‘Never waste a good crisis’ – and indeed, destination managers and developers have an unprecedented opportunity right now to rethink tourism and to come up with ways to make it more sustainable and resilient in the face of future crises. Our white paper presents ten approaches for doing that.

Some of them are strategic, such as elevating sense of place and thinking of the visitor as a temporary citizen. Others are tactical acts such as linking tax incentives and public rescue funds to business sustainability. These all need evaluation by new measures of effectiveness – community ambition, investment, and student attraction among others.

There is always a lot of pressure on destination marketers. Their success and failure are nearly always determined by numbers. If that continues to be the most important aspect of the job of a destination marketer, there’s no chance for sustainability’.         —Todd Babiak, CEO, Brand Tasmania

In a nutshell, destination branding and tourism marketing must be serious about the challenges places will face in opening up again. We need to be accurate, measured, realistic and honest in our assessments of what is safe to do and to offer. And we need to communicate these requirements proactively.

This is the moment where success will depend on courage, and the power of imagination of a ‘different’ destination —one with greater local participation, and a smaller ecological footprint.
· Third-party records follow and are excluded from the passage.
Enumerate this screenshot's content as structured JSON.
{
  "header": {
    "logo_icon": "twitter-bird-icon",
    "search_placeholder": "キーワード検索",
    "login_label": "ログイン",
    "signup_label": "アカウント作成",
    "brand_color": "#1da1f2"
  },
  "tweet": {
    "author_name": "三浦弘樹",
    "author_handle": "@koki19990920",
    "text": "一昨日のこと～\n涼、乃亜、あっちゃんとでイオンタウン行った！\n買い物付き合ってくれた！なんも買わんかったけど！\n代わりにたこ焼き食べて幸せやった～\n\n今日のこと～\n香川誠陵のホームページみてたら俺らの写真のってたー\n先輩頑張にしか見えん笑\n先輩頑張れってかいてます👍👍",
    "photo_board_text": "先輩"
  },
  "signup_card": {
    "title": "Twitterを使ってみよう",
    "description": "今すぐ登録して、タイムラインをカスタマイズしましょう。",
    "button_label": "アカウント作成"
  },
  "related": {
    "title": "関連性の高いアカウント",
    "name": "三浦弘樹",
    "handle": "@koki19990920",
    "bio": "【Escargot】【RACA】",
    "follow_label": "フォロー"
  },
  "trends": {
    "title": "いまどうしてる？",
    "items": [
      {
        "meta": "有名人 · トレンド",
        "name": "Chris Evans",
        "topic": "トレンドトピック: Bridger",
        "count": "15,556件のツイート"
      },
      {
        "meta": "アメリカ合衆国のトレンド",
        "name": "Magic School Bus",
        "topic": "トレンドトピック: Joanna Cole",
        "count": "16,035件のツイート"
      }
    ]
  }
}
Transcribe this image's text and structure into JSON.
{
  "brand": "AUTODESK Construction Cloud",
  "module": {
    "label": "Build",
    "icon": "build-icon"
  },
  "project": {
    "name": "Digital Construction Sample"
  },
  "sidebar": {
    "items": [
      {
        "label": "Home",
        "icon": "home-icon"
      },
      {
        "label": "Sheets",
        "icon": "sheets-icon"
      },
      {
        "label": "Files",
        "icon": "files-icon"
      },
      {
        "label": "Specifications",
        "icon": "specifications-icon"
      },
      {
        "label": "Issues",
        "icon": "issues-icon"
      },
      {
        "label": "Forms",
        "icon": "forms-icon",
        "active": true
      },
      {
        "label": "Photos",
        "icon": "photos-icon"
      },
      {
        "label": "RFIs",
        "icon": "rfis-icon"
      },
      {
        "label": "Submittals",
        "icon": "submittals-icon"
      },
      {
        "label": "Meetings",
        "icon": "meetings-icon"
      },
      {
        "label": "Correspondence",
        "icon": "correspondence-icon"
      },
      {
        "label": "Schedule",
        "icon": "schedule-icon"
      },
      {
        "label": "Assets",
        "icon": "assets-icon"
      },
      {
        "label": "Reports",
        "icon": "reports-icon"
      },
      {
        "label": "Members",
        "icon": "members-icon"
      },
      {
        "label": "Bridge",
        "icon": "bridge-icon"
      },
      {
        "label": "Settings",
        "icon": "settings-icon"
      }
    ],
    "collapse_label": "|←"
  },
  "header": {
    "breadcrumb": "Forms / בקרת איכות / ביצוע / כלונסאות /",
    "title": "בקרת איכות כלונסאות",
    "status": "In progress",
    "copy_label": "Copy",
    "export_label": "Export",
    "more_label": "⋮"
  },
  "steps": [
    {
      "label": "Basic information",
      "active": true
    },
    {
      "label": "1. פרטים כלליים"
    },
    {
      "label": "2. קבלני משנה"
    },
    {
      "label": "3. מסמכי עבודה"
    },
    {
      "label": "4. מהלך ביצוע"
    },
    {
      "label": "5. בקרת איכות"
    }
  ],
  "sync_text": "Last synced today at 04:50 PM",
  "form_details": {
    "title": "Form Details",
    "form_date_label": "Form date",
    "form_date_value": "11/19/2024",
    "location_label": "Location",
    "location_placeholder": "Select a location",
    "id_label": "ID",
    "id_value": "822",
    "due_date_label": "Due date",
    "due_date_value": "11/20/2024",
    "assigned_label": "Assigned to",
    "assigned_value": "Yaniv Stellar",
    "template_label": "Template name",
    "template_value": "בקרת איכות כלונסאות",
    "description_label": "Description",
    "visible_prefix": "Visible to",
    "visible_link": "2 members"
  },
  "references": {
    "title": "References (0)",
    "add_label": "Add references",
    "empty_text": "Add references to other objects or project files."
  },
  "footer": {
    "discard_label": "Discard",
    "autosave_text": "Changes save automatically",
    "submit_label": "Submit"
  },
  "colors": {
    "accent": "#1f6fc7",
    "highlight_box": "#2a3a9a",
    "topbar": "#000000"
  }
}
Have a clear idea of the ‘why’. What do you (your community) want from the visitor economy? Answer this question as detailed as possible — looking beyond outworn (and often untested) assumptions of job creation and income for the host community.

The first step to lasting recovery is to figure out what a community really needs and wants (and what it does not want), from the visitor economy. Once the ‘why’ is clear, you’ll find the ‘how’ and ‘what’ much easier to write down and implement.

With thanks to our expert panel at The Place Brand Observer and the Sustainability Leaders Project for sharing their thoughts, we invite you to download the free white paper here. I hope you find it useful and inspiring! If you have feedback or questions, contact me by email at For more about the panel and expert advice on other ‘hot’ topics linked to destination branding and sustainability, visit

Florian Kaefer, PhD is the founder and editor of The Place Brand Observer and the Sustainability Leaders Project. Based in Switzerland, he has been an observer of destination branding practice and tourism sustainability for over a decade. Follow him on Twitter or connect on LinkedIn.